Demand-side management of energy consumption using energy efficiency improvements has the potential to reduce poverty in addition to reducing greenhouse emissions. However, very little is known about the impact of electrical energy consumption inefficiency on poverty.
Using data from a household survey and the Ordinary Least Square estimation technique, we first assess the impact of household electricity consumption efficiency on multidimensional poverty using a stochastic energy demand frontier model.
Next, we estimate the impact of electricity consumption efficiency on consumption poverty based on a probit model. The results show that a percentage increase in energy efficiency reduces multidimensional poverty by approximately 9.4 percentage points while for lower and upper consumption poverty, the probabilities reduce by approximately 10.2% and 14.3% respectively.
Male-headed households are more likely to experience poverty than female-headed households. Multidimensional poverty is reduced more for risk-taking households than risk-averse ones. However, being risk-neutral is not enough to reduce the probability of household consumption poverty. Education in both cases is found to significantly reduce the probability of being poor.
We recommend that government should encourage demand-side management of electricity through efficiency improvement options such as star ratings and appliance rebate systems and also increase awareness of energy efficiency as a way of addressing poverty.

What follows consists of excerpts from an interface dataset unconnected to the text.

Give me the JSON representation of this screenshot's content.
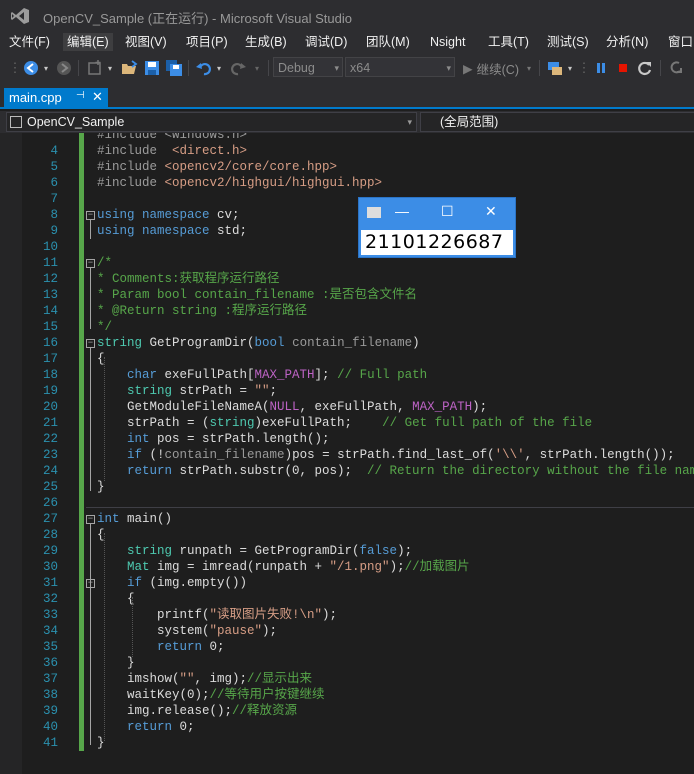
{
  "window": {
    "title": "OpenCV_Sample (正在运行) - Microsoft Visual Studio"
  },
  "menu": [
    "文件(F)",
    "编辑(E)",
    "视图(V)",
    "项目(P)",
    "生成(B)",
    "调试(D)",
    "团队(M)",
    "Nsight",
    "工具(T)",
    "测试(S)",
    "分析(N)",
    "窗口"
  ],
  "toolbar": {
    "config": "Debug",
    "platform": "x64",
    "continue_label": "继续(C)"
  },
  "tab": {
    "label": "main.cpp"
  },
  "nav": {
    "scope": "OpenCV_Sample",
    "member": "(全局范围)"
  },
  "popup": {
    "image_text": "21101226687"
  },
  "code": [
    {
      "n": "",
      "segs": [
        [
          "#include <windows.h>",
          "#9b9b9b"
        ]
      ]
    },
    {
      "n": "4",
      "segs": [
        [
          "#include  ",
          "#9b9b9b"
        ],
        [
          "<direct.h>",
          "#d69d85"
        ]
      ]
    },
    {
      "n": "5",
      "segs": [
        [
          "#include ",
          "#9b9b9b"
        ],
        [
          "<opencv2/core/core.hpp>",
          "#d69d85"
        ]
      ]
    },
    {
      "n": "6",
      "segs": [
        [
          "#include ",
          "#9b9b9b"
        ],
        [
          "<opencv2/highgui/highgui.hpp>",
          "#d69d85"
        ]
      ]
    },
    {
      "n": "7",
      "segs": []
    },
    {
      "n": "8",
      "segs": [
        [
          "using namespace ",
          "#569cd6"
        ],
        [
          "cv;",
          "#dcdcdc"
        ]
      ]
    },
    {
      "n": "9",
      "segs": [
        [
          "using namespace ",
          "#569cd6"
        ],
        [
          "std;",
          "#dcdcdc"
        ]
      ]
    },
    {
      "n": "10",
      "segs": []
    },
    {
      "n": "11",
      "segs": [
        [
          "/*",
          "#57a64a"
        ]
      ]
    },
    {
      "n": "12",
      "segs": [
        [
          "* Comments:获取程序运行路径",
          "#57a64a"
        ]
      ]
    },
    {
      "n": "13",
      "segs": [
        [
          "* Param bool contain_filename :是否包含文件名",
          "#57a64a"
        ]
      ]
    },
    {
      "n": "14",
      "segs": [
        [
          "* @Return string :程序运行路径",
          "#57a64a"
        ]
      ]
    },
    {
      "n": "15",
      "segs": [
        [
          "*/",
          "#57a64a"
        ]
      ]
    },
    {
      "n": "16",
      "segs": [
        [
          "string ",
          "#4ec9b0"
        ],
        [
          "GetProgramDir(",
          "#dcdcdc"
        ],
        [
          "bool ",
          "#569cd6"
        ],
        [
          "contain_filename",
          "#9a9a9a"
        ],
        [
          ")",
          "#dcdcdc"
        ]
      ]
    },
    {
      "n": "17",
      "segs": [
        [
          "{",
          "#dcdcdc"
        ]
      ]
    },
    {
      "n": "18",
      "segs": [
        [
          "    char ",
          "#569cd6"
        ],
        [
          "exeFullPath[",
          "#dcdcdc"
        ],
        [
          "MAX_PATH",
          "#bd63c5"
        ],
        [
          "]; ",
          "#dcdcdc"
        ],
        [
          "// Full path",
          "#57a64a"
        ]
      ]
    },
    {
      "n": "19",
      "segs": [
        [
          "    string ",
          "#4ec9b0"
        ],
        [
          "strPath = ",
          "#dcdcdc"
        ],
        [
          "\"\"",
          "#d69d85"
        ],
        [
          ";",
          "#dcdcdc"
        ]
      ]
    },
    {
      "n": "20",
      "segs": [
        [
          "    GetModuleFileNameA(",
          "#dcdcdc"
        ],
        [
          "NULL",
          "#bd63c5"
        ],
        [
          ", exeFullPath, ",
          "#dcdcdc"
        ],
        [
          "MAX_PATH",
          "#bd63c5"
        ],
        [
          ");",
          "#dcdcdc"
        ]
      ]
    },
    {
      "n": "21",
      "segs": [
        [
          "    strPath = (",
          "#dcdcdc"
        ],
        [
          "string",
          "#4ec9b0"
        ],
        [
          ")exeFullPath;    ",
          "#dcdcdc"
        ],
        [
          "// Get full path of the file",
          "#57a64a"
        ]
      ]
    },
    {
      "n": "22",
      "segs": [
        [
          "    int ",
          "#569cd6"
        ],
        [
          "pos = strPath.length();",
          "#dcdcdc"
        ]
      ]
    },
    {
      "n": "23",
      "segs": [
        [
          "    if ",
          "#569cd6"
        ],
        [
          "(!",
          "#dcdcdc"
        ],
        [
          "contain_filename",
          "#9a9a9a"
        ],
        [
          ")pos = strPath.find_last_of(",
          "#dcdcdc"
        ],
        [
          "'\\\\'",
          "#d69d85"
        ],
        [
          ", strPath.length());",
          "#dcdcdc"
        ]
      ]
    },
    {
      "n": "24",
      "segs": [
        [
          "    return ",
          "#569cd6"
        ],
        [
          "strPath.substr(0, pos);  ",
          "#dcdcdc"
        ],
        [
          "// Return the directory without the file name",
          "#57a64a"
        ]
      ]
    },
    {
      "n": "25",
      "segs": [
        [
          "}",
          "#dcdcdc"
        ]
      ]
    },
    {
      "n": "26",
      "segs": []
    },
    {
      "n": "27",
      "segs": [
        [
          "int ",
          "#569cd6"
        ],
        [
          "main()",
          "#dcdcdc"
        ]
      ]
    },
    {
      "n": "28",
      "segs": [
        [
          "{",
          "#dcdcdc"
        ]
      ]
    },
    {
      "n": "29",
      "segs": [
        [
          "    string ",
          "#4ec9b0"
        ],
        [
          "runpath = GetProgramDir(",
          "#dcdcdc"
        ],
        [
          "false",
          "#569cd6"
        ],
        [
          ");",
          "#dcdcdc"
        ]
      ]
    },
    {
      "n": "30",
      "segs": [
        [
          "    Mat ",
          "#4ec9b0"
        ],
        [
          "img = imread(runpath + ",
          "#dcdcdc"
        ],
        [
          "\"/1.png\"",
          "#d69d85"
        ],
        [
          ");",
          "#dcdcdc"
        ],
        [
          "//加载图片",
          "#57a64a"
        ]
      ]
    },
    {
      "n": "31",
      "segs": [
        [
          "    if ",
          "#569cd6"
        ],
        [
          "(img.empty())",
          "#dcdcdc"
        ]
      ]
    },
    {
      "n": "32",
      "segs": [
        [
          "    {",
          "#dcdcdc"
        ]
      ]
    },
    {
      "n": "33",
      "segs": [
        [
          "        printf(",
          "#dcdcdc"
        ],
        [
          "\"读取图片失败!\\n\"",
          "#d69d85"
        ],
        [
          ");",
          "#dcdcdc"
        ]
      ]
    },
    {
      "n": "34",
      "segs": [
        [
          "        system(",
          "#dcdcdc"
        ],
        [
          "\"pause\"",
          "#d69d85"
        ],
        [
          ");",
          "#dcdcdc"
        ]
      ]
    },
    {
      "n": "35",
      "segs": [
        [
          "        return ",
          "#569cd6"
        ],
        [
          "0;",
          "#dcdcdc"
        ]
      ]
    },
    {
      "n": "36",
      "segs": [
        [
          "    }",
          "#dcdcdc"
        ]
      ]
    },
    {
      "n": "37",
      "segs": [
        [
          "    imshow(",
          "#dcdcdc"
        ],
        [
          "\"\"",
          "#d69d85"
        ],
        [
          ", img);",
          "#dcdcdc"
        ],
        [
          "//显示出来",
          "#57a64a"
        ]
      ]
    },
    {
      "n": "38",
      "segs": [
        [
          "    waitKey(0);",
          "#dcdcdc"
        ],
        [
          "//等待用户按键继续",
          "#57a64a"
        ]
      ]
    },
    {
      "n": "39",
      "segs": [
        [
          "    img.release();",
          "#dcdcdc"
        ],
        [
          "//释放资源",
          "#57a64a"
        ]
      ]
    },
    {
      "n": "40",
      "segs": [
        [
          "    return ",
          "#569cd6"
        ],
        [
          "0;",
          "#dcdcdc"
        ]
      ]
    },
    {
      "n": "41",
      "segs": [
        [
          "}",
          "#dcdcdc"
        ]
      ]
    }
  ]
}
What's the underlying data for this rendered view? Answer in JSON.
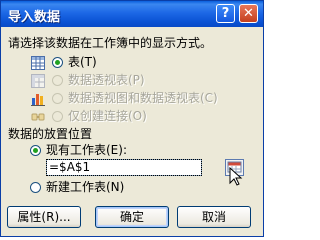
{
  "dialog": {
    "title": "导入数据",
    "help_symbol": "?",
    "close_symbol": "✕"
  },
  "display_section": {
    "label": "请选择该数据在工作簿中的显示方式。",
    "options": [
      {
        "label": "表(T)",
        "icon": "table-icon",
        "selected": true,
        "enabled": true
      },
      {
        "label": "数据透视表(P)",
        "icon": "pivot-table-icon",
        "selected": false,
        "enabled": false
      },
      {
        "label": "数据透视图和数据透视表(C)",
        "icon": "pivot-chart-icon",
        "selected": false,
        "enabled": false
      },
      {
        "label": "仅创建连接(O)",
        "icon": "connection-icon",
        "selected": false,
        "enabled": false
      }
    ]
  },
  "placement_section": {
    "label": "数据的放置位置",
    "existing_sheet_label": "现有工作表(E):",
    "existing_sheet_selected": true,
    "cell_reference_value": "=$A$1",
    "new_sheet_label": "新建工作表(N)",
    "new_sheet_selected": false
  },
  "buttons": {
    "properties": "属性(R)...",
    "ok": "确定",
    "cancel": "取消"
  },
  "colors": {
    "title_bar": "#0a52d4",
    "radio_dot": "#21a121",
    "disabled_text": "#a7a69b",
    "dialog_bg": "#ece9d8"
  }
}
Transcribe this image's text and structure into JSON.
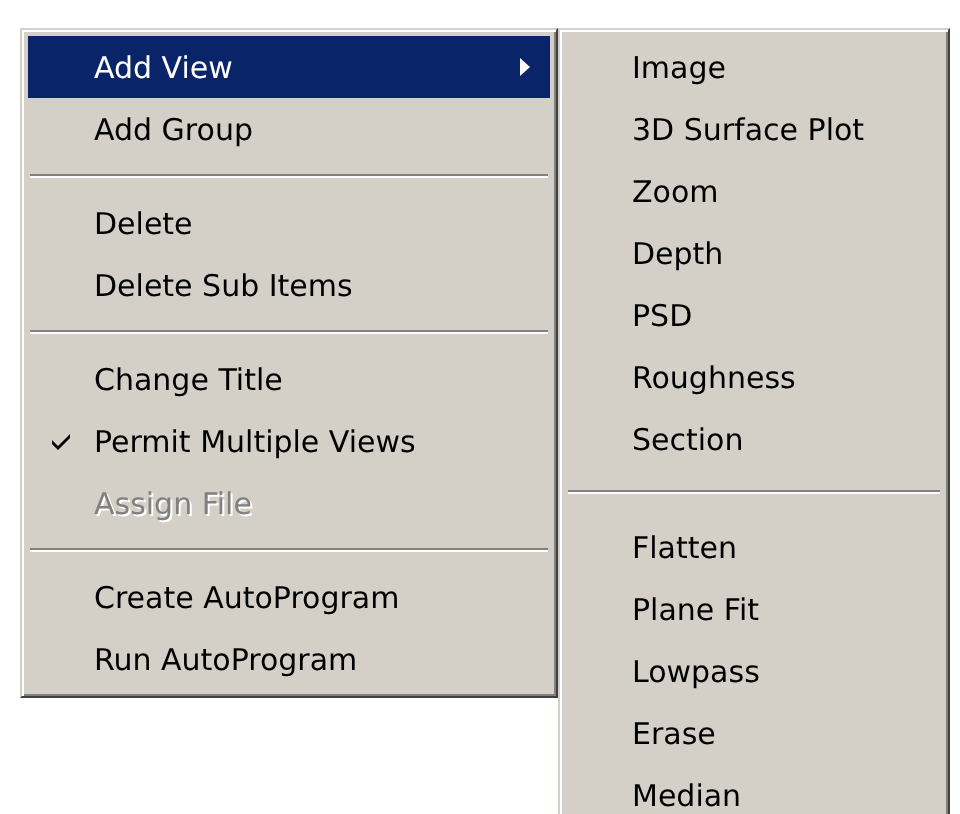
{
  "context_menu": {
    "items": [
      {
        "kind": "item",
        "label": "Add View",
        "selected": true,
        "submenu": true
      },
      {
        "kind": "item",
        "label": "Add Group",
        "selected": false
      },
      {
        "kind": "separator"
      },
      {
        "kind": "item",
        "label": "Delete",
        "selected": false
      },
      {
        "kind": "item",
        "label": "Delete Sub Items",
        "selected": false
      },
      {
        "kind": "separator"
      },
      {
        "kind": "item",
        "label": "Change Title",
        "selected": false
      },
      {
        "kind": "item",
        "label": "Permit Multiple Views",
        "selected": false,
        "checked": true
      },
      {
        "kind": "item",
        "label": "Assign File",
        "selected": false,
        "disabled": true
      },
      {
        "kind": "separator"
      },
      {
        "kind": "item",
        "label": "Create AutoProgram",
        "selected": false
      },
      {
        "kind": "item",
        "label": "Run AutoProgram",
        "selected": false
      }
    ]
  },
  "submenu": {
    "items": [
      {
        "kind": "item",
        "label": "Image",
        "selected": false
      },
      {
        "kind": "item",
        "label": "3D Surface Plot",
        "selected": false
      },
      {
        "kind": "item",
        "label": "Zoom",
        "selected": false
      },
      {
        "kind": "item",
        "label": "Depth",
        "selected": false
      },
      {
        "kind": "item",
        "label": "PSD",
        "selected": false
      },
      {
        "kind": "item",
        "label": "Roughness",
        "selected": false
      },
      {
        "kind": "item",
        "label": "Section",
        "selected": false
      },
      {
        "kind": "separator"
      },
      {
        "kind": "item",
        "label": "Flatten",
        "selected": false
      },
      {
        "kind": "item",
        "label": "Plane Fit",
        "selected": false
      },
      {
        "kind": "item",
        "label": "Lowpass",
        "selected": false
      },
      {
        "kind": "item",
        "label": "Erase",
        "selected": false
      },
      {
        "kind": "item",
        "label": "Median",
        "selected": false
      }
    ]
  }
}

Keywords: Households, Electricity Consumption, Efficiency, Environment, Poverty.